There is no doubt that most of today’s international conflicts are the direct or indirect consequences of the Middle East crisis. Although no substantive progress has been made to date, world leaders have been putting enormous efforts for a peaceful settlement of the disputes.


The current Israel-Gaza conflict, which intensified on 27 December 2008, is also part of an ongoing Israeli-Palestinian conflict. Israel under its codenamed ‘Operation Cast Lead’ aims at neutralizing Hamas, whom they accuse of launching rocket and mortar attacks on Israeli civilian population.


On the other hand, the Israeli military assault is described as ‘Gaza Massacre’ by many especially in the Arab world. The increasing civilian death toll in Gaza is the primary concern for the international community. Many have also condemned Israel of using “inappropriate and excessive” force.


Among others, Israel sees the timing crucial to give a big blow to Hamas. With a new U.S. administration taking office, some in the Israel government appears to be uncertain or unconvincing enough on how committed and supportive president Obama, who during election campaign expressed his willingness to sit down unconditionally with some of Israel’s enemies, would be.


Whenever there is a major conflict in any part of the world, the United Nations Security Council is expected to do something. Whether it is a conflict within a country or involving two or more countries, there usually is a high hope on the Security Council to deliver amicable solution.


Largely due to the intervention of leaders from the Arab nations and the gravity of the situation, the U.N. Security Council, on 8 January 2009, approved Resolution 1860 calling for an immediate ceasefire and withdrawal of Israeli troops.

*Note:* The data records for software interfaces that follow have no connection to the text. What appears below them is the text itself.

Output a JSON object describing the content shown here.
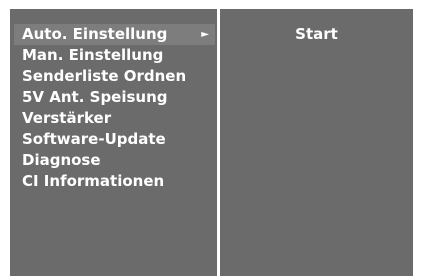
{
  "menu": {
    "items": [
      {
        "label": "Auto. Einstellung",
        "selected": true,
        "arrow": "►"
      },
      {
        "label": "Man. Einstellung"
      },
      {
        "label": "Senderliste Ordnen"
      },
      {
        "label": "5V Ant. Speisung"
      },
      {
        "label": "Verstärker"
      },
      {
        "label": "Software-Update"
      },
      {
        "label": "Diagnose"
      },
      {
        "label": "CI Informationen"
      }
    ]
  },
  "submenu": {
    "items": [
      {
        "label": "Start"
      }
    ]
  },
  "colors": {
    "panel": "#6b6b6b",
    "highlight": "#7d7d7d",
    "text": "#ffffff",
    "divider": "#ffffff"
  },
  "icons": {
    "submenu_arrow": "triangle-right-icon"
  }
}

The resolution was supported by all fifteen Council members but the United States which abstained from voting. The United States from day one defended Israel by advocating that the Jewish state has the right to protect itself from Hamas’ rocket attacks. The U.S. considers Hamas as terrorists.


The failure of the Security Council was mainly on two grounds. First, it was not a binding resolution under Chapter VII of the U.N. Charter. Second, both Hamas and Israel rejected the resolution. Any attempt to pass a binding resolution would have been, anyway, blocked by the United States.

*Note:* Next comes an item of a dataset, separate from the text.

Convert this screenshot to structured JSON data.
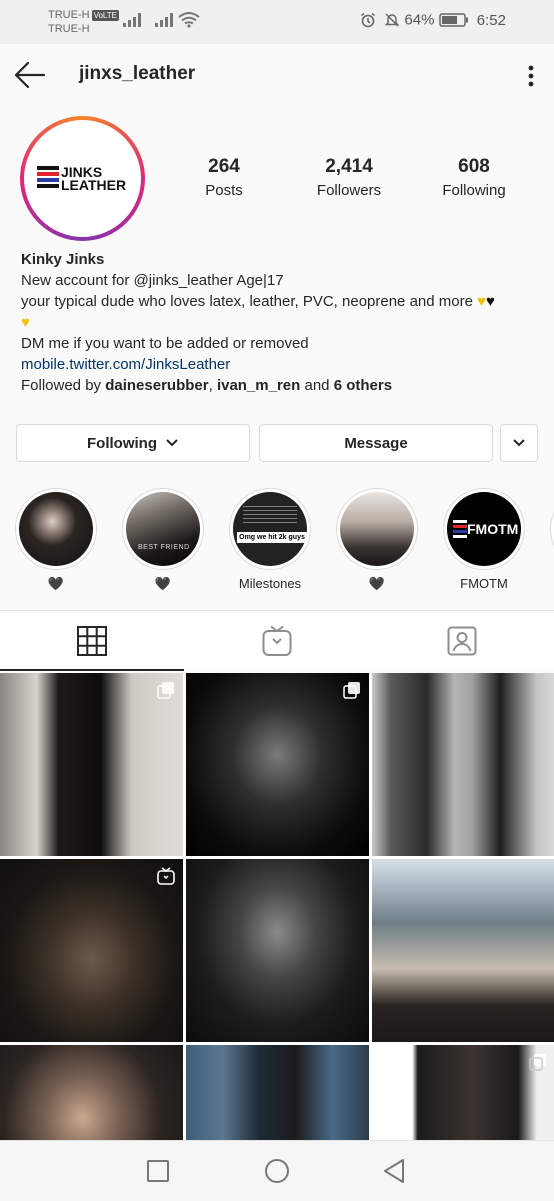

Israeli Prime Minister Ehud Olmert called the resolution “unworkable” due to continued Hamas’ rocket attacks, while the Hamas spokesperson, Ayman Taha, accused the Security Council of “not taken into account the interests of our people.”

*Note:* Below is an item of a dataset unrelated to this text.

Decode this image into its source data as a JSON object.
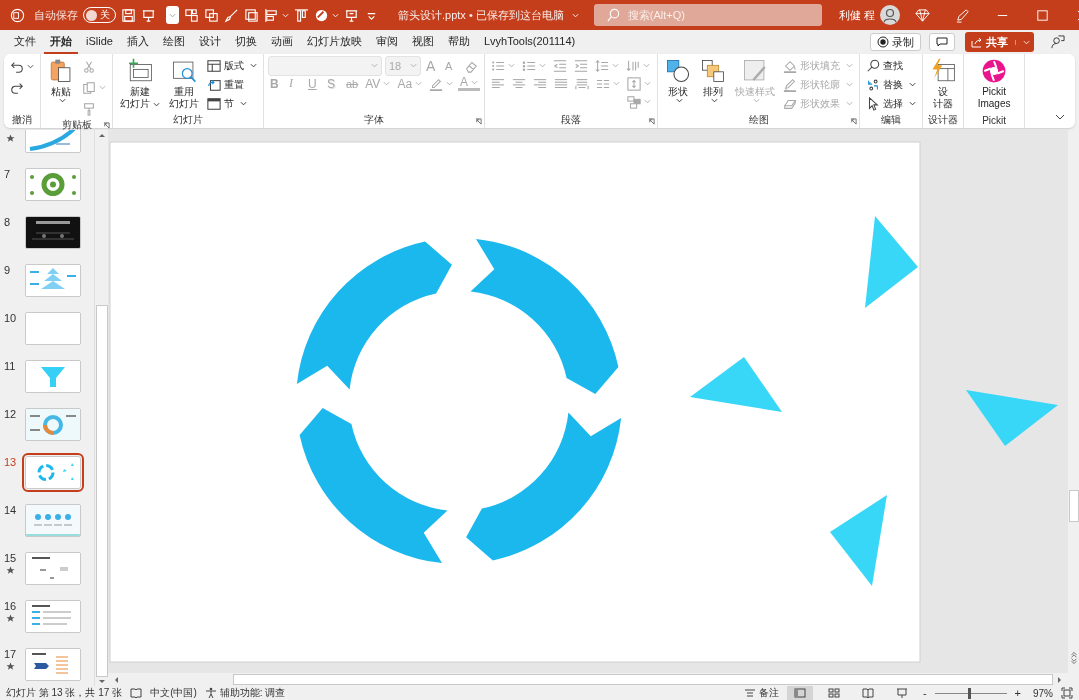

Moreover, the resolution was not respected by the conflicting parties partly due to the little leverage it has, if at all. Had the five permanent members of the Security Council reached a consensus agreement to approve a binding resolution, the fighting might have stopped earlier.


The 2008-2009 Israel-Gaza conflict is the type of conflict where the U.N. Security Council should intervene effectively. If the tension escalates, it could certainly threaten the peace and security of the world, which was the main purpose of forming the United Nations Organization in 1945.


The bottom line, however, is that unless the veto power system is amended or changed, it will not be easy to bring permanent powers to agree on a major issue such as the ongoing Israel-Gaza conflict. The ineffectiveness of the Security Council is due to inaction from the founding members themselves.


For instance, China and Russia have blocked an attempt to discuss a Security Council binding resolution on Burma’s problems in recent years. And so is the United States in the case of its closest ally Israel.


Nehginpao Kipgen is the General Secretary of US-based Kuki International Forum ( and a researcher on the rise of political conflicts in modern Burma (1947-2004).